397. Asafoetida.—Asafetida.

A gum-resin obtained by incising the rhizomes and roots of Ferula asafoetida, Linné, of Feru'la foe'tida Regel, and some other species of Ferula.

BOTANICAL CHARACTERISTICS.—A gigantic herbaceous plant, 10 feet high, with radical leaves 18 inches long, bipinnate; calyx nearly obsolete, consisting of 5 minute points. Fruit broadly elliptical, thin, foliaceous, with dilated border; vittae inconspicuous.

SOURCE.—This plant, and other species from which commercial asafetida is procured, grows in Western Thibet, Kashmir, Persia, Turkestan, and Afghanistan. The plant is cut off at the root, and the milky juice exuding is allowed to harden, the sun being excluded by branches and leaves thrown over the cut surface; when it has solidified it is scraped off, and another slice of the root is cut off to expose a fresh surface, this operation being continued until the root is exhausted.

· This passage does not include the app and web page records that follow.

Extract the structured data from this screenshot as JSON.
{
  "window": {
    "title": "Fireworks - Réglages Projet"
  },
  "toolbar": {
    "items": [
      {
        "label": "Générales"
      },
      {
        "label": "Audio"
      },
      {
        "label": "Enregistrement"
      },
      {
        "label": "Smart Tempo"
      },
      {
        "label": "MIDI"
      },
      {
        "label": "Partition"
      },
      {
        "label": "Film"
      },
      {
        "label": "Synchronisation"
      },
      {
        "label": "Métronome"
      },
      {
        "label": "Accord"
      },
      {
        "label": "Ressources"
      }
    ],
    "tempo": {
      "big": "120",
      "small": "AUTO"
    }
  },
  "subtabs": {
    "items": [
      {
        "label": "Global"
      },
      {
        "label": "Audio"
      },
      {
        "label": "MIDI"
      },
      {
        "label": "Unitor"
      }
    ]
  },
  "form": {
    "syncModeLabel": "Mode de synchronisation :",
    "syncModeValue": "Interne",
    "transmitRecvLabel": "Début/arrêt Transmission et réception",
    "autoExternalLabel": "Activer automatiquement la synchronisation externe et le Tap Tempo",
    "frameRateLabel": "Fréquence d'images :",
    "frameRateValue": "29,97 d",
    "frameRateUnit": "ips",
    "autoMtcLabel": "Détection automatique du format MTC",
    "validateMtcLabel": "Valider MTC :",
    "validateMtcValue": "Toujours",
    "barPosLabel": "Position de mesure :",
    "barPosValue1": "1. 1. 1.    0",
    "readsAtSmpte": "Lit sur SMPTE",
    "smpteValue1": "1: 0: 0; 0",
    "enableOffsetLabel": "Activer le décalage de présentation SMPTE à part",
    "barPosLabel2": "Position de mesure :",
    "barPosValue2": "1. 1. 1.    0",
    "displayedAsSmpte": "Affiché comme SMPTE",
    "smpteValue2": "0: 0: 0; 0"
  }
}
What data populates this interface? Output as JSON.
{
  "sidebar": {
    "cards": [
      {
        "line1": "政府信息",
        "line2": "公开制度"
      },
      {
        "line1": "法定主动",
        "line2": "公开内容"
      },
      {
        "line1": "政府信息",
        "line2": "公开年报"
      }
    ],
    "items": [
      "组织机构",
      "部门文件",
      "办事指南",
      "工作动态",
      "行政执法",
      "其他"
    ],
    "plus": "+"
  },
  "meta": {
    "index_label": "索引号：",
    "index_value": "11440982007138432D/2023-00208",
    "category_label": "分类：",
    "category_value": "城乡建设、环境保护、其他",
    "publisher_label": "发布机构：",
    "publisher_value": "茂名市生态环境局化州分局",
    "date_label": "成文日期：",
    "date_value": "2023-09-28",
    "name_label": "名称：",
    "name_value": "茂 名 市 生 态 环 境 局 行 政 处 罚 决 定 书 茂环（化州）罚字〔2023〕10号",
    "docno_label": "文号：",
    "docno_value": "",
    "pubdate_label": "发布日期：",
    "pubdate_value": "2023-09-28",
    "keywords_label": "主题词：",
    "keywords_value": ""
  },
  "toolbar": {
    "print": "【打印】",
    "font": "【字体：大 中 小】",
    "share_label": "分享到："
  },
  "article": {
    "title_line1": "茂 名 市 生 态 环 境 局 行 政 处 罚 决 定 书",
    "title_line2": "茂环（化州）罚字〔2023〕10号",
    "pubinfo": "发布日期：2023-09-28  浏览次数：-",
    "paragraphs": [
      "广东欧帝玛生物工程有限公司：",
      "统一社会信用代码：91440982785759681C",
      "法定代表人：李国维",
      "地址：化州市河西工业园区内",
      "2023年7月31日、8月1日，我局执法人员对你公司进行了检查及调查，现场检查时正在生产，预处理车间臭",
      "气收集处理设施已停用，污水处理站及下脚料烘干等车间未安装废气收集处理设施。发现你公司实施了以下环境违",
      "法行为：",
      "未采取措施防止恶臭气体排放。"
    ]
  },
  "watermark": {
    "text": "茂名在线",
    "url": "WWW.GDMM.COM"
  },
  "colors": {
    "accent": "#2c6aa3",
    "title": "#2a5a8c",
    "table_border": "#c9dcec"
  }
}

DESCRIPTION OF DRUG.—Masses composed of white tears of various shapes and sizes, imbedded in a brown, sticky mass, along with vegetable trash and earthy impurities. These masses are at first soft, but harden on exposure, the tears breaking with a conchoidal fracture, at first milk-white, but gradually turning pink, and at last brown. It resembles galbanum very much in appearance, but is easily. distinguished by its strong, disagreeable, alliaceous odor, due to a sulphuretted volatile oil present to the extent of 3 to 9 per cent. On adding ammonia to a decoction of the sublimated resin, a blue fluorescence is exhibited. Taste acrid, bitter, and alliaceous.

When assayed by the official process asafoetida should contain not less than 60 per cent. of alcohol soluble constituents.

VARIETIES.—Besides the above-described variety, the amygdaloid, which is the most common, there are other forms in which it enters the market:

Liquid asafoetida is a permanent, syrupy liquid, white, turning brown on exposure.

Asafoetida in tears is the purest variety.

Stony asafoetida, never used medicinally, consists of pieces of gypsum or other earthy material coated with a thin layer of the milk-juice.

CONSTITUENTS.—The greater part of asafoetida consists of a gum (20 to 30 per cent.) and resin (50 to 70 per cent.). These, with the volatile oil (3 to 9 per cent.), form with water a milky emulsion. The resin is regarded by Tschirch as the ferulic ester of asaresino-tannol, C24H35O5, which, by sublimation, yields umbelliferone. There is also contained in the drug vanillin 0.06 per cent., ferulic acid, C10H10O4, 1.28 per cent. The resin, when fused with KOH, yields resorcin and protocatechuic acid. The mineral impurities often amount to 40%, especially in that imported from Herat, where it is adulterated with red clay. Ash (of Resin), not to exceed 15 per cent.; (Powder), not to exceed 30 per cent.

For an exhaustive treatise on Gum Resins, etc., the student is referred to "Analysis of Resins, Balsams and Gum Resins, Their Chemistry and Pharmacognosis," by Carl Dietrich (Scott, Greenwood & Co., London).

ACTION AND USES.—Asafoetida combines the properties of a stimulating antispasmodic with those of an efficient expectorant, making it a valuable remedy in spasmodic affections of the respiratory tract, as whooping-cough, asthma, etc. It is also a laxative, especially useful in cases of flatulence. Dose: 5 to 8 gr. (0.3 to 0.5 Gm.).


Emulsum Asafoetidae (4 per cent.), Dose: 2 to 4 fl. dr. (8 to 15 mils).
Tinctura Asafoetidae (20 per cent.), 10 to 40 drops (0.6 to 2.6 mils).
Pilulae Asafoetidae (each pill containing about 3 gr. of asafoetida, with soap as an excipient), 2 to 5 pills.

A Manual of Organic Materia Medica and Pharmacognosy, 1917, was written by Lucius E. Sayre, B.S. Ph. M.